The people of Finland are members of the Baltic Finnic ethnic group and are indigenous to Finland.
Traditionally, Finns are classified into smaller regional groupings that cover numerous nations that are located in close proximity to Finland. These groups include people who are indigenous to these countries as well as those who have relocated there. There is a possibility that some of them could be categorised as distinct ethnic groupings rather than as subgroups of Finns. These groups consist of the Kvens and the Forest Finns who live in Norway, the Tornedalians who live in Sweden, and the Ingrian Finns who live in Russia.
The language spoken by the people of Finland is called Finnish, and it is a member of the Balto-Finnic family of languages together with Estonian and Karelian. Hungarian is a member of the Uralic language family, which is a broader family of related languages that also includes the Finnic languages. The vast majority of languages spoken in Europe are members of the Indo-European language family, although these languages are strikingly distinct from those other European tongues. Native Finns may also be split into subgroups based on their dialect, which are frequently referred to as heimo (which literally translates to "tribe"), however such differences are becoming less significant as a result of internal migration.

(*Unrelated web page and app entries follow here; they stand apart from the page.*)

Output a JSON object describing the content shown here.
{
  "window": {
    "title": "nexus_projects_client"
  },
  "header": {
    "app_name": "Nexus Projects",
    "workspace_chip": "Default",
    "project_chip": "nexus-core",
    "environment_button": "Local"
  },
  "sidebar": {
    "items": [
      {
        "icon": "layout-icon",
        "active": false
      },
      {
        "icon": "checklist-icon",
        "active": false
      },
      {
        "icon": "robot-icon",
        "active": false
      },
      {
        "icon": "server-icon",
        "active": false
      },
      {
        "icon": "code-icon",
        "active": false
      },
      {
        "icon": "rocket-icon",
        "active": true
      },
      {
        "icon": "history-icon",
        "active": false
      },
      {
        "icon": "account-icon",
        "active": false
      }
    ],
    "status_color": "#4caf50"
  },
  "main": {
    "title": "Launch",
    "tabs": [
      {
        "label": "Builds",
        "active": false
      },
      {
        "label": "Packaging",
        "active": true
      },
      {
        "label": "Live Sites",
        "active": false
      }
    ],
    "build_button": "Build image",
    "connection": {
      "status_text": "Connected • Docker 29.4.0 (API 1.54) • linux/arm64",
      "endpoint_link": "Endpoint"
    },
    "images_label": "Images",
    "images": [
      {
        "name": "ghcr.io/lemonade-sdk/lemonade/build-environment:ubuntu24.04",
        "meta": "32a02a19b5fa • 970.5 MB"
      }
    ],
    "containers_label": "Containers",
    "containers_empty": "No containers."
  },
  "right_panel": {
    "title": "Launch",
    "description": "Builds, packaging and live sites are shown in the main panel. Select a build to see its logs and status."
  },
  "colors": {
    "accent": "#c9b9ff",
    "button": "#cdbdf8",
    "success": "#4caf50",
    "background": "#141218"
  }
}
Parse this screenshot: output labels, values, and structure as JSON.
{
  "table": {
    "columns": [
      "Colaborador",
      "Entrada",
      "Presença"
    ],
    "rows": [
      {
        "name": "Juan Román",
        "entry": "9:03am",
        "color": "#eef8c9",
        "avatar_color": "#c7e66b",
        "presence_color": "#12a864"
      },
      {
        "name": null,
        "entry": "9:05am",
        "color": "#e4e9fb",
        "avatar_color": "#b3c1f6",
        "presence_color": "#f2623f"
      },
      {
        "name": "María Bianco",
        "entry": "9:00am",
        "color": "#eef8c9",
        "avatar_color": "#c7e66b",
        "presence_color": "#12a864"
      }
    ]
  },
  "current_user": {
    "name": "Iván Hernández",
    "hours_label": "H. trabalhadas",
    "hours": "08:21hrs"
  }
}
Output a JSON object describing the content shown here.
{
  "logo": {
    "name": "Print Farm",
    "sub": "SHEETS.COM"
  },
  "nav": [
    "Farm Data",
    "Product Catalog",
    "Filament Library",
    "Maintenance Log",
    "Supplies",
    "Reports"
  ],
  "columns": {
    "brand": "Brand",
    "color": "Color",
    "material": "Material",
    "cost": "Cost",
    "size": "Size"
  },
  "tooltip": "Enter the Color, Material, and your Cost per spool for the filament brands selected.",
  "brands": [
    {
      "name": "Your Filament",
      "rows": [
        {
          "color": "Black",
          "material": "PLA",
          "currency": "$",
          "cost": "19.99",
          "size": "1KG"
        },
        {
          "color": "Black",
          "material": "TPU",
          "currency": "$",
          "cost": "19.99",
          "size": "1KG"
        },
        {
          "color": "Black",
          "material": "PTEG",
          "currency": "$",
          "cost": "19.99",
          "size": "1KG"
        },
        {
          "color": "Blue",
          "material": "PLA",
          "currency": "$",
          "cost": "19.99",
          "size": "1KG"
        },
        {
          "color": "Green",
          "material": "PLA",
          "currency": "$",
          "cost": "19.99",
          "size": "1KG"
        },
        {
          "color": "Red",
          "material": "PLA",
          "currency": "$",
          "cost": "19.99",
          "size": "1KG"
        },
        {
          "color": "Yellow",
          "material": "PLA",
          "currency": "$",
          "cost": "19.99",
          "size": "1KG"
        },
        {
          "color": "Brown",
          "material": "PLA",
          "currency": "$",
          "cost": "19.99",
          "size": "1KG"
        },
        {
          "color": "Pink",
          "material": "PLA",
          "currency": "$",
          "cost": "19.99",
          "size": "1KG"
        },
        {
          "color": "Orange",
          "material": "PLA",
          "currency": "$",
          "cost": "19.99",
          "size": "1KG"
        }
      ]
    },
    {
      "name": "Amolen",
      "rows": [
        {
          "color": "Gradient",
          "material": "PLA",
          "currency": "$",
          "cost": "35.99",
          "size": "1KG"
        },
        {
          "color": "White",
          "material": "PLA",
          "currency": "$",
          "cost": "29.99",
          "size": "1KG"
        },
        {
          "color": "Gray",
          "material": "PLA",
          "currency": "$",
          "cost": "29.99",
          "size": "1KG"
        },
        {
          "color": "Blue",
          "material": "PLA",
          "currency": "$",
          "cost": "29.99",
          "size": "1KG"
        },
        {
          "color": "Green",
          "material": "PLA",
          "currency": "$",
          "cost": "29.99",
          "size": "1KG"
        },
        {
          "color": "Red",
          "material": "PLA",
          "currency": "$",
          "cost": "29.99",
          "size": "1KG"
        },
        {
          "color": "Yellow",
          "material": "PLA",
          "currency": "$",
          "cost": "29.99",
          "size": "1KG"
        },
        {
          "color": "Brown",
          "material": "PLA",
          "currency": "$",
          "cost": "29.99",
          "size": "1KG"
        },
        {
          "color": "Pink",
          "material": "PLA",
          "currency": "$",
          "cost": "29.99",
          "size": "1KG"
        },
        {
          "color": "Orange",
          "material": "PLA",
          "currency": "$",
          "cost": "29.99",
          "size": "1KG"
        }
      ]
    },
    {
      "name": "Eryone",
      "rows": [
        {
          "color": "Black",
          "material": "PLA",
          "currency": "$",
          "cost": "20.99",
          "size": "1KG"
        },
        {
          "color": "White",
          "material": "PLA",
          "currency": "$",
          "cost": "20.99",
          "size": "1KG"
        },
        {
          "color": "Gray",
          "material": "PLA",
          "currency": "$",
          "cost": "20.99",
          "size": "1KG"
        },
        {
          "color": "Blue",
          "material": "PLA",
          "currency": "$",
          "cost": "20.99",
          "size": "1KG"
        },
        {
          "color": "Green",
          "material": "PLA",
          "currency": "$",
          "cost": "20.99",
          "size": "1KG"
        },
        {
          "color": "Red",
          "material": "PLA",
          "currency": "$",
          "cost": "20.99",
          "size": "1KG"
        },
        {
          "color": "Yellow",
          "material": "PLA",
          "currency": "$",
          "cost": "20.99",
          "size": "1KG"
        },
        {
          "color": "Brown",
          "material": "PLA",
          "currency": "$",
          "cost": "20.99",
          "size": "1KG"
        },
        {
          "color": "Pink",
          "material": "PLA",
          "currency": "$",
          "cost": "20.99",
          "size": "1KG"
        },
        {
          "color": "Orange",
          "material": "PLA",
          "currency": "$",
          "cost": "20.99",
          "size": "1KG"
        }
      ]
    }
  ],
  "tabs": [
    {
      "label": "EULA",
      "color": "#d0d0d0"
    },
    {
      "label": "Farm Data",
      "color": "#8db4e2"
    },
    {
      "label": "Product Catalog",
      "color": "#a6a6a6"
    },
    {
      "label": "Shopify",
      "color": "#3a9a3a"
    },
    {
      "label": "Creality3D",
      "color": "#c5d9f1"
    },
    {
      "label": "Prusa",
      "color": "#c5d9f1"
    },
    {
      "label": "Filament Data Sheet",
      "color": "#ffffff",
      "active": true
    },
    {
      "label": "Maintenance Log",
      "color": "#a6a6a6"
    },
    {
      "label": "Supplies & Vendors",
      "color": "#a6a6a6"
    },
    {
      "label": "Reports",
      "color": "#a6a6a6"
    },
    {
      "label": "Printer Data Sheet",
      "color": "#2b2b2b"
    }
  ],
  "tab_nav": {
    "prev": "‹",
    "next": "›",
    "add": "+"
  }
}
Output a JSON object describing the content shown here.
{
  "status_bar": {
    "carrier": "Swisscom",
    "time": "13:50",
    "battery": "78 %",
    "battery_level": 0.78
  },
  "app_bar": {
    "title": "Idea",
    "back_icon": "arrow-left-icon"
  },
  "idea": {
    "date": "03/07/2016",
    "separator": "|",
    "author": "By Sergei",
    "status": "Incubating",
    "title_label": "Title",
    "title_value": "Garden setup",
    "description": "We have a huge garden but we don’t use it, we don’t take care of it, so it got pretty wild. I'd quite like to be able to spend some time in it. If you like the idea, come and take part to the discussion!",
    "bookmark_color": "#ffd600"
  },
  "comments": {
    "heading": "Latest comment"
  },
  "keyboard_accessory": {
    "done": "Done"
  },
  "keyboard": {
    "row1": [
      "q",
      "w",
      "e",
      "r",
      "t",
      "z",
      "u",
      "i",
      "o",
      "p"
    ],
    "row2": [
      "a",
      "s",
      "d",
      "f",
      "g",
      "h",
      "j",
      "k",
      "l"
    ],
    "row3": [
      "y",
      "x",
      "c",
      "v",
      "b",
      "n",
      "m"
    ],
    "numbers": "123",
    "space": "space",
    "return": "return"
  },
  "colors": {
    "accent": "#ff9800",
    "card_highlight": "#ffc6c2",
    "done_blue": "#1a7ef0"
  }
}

There are roughly 6–7 million people of Finnish ancestry and their descendants living in the globe today. The bulk of these people reside in Finland, their country of origin, as well as the countries that border Finland, especially Sweden, Russia, and Norway. An overseas Finnish diaspora has been present in the nations of the Americas and Oceania for a very long time. The population of these countries, which include Australia, Canada, New Zealand, Brazil, and the United States, is predominantly composed of people who immigrated from Finland.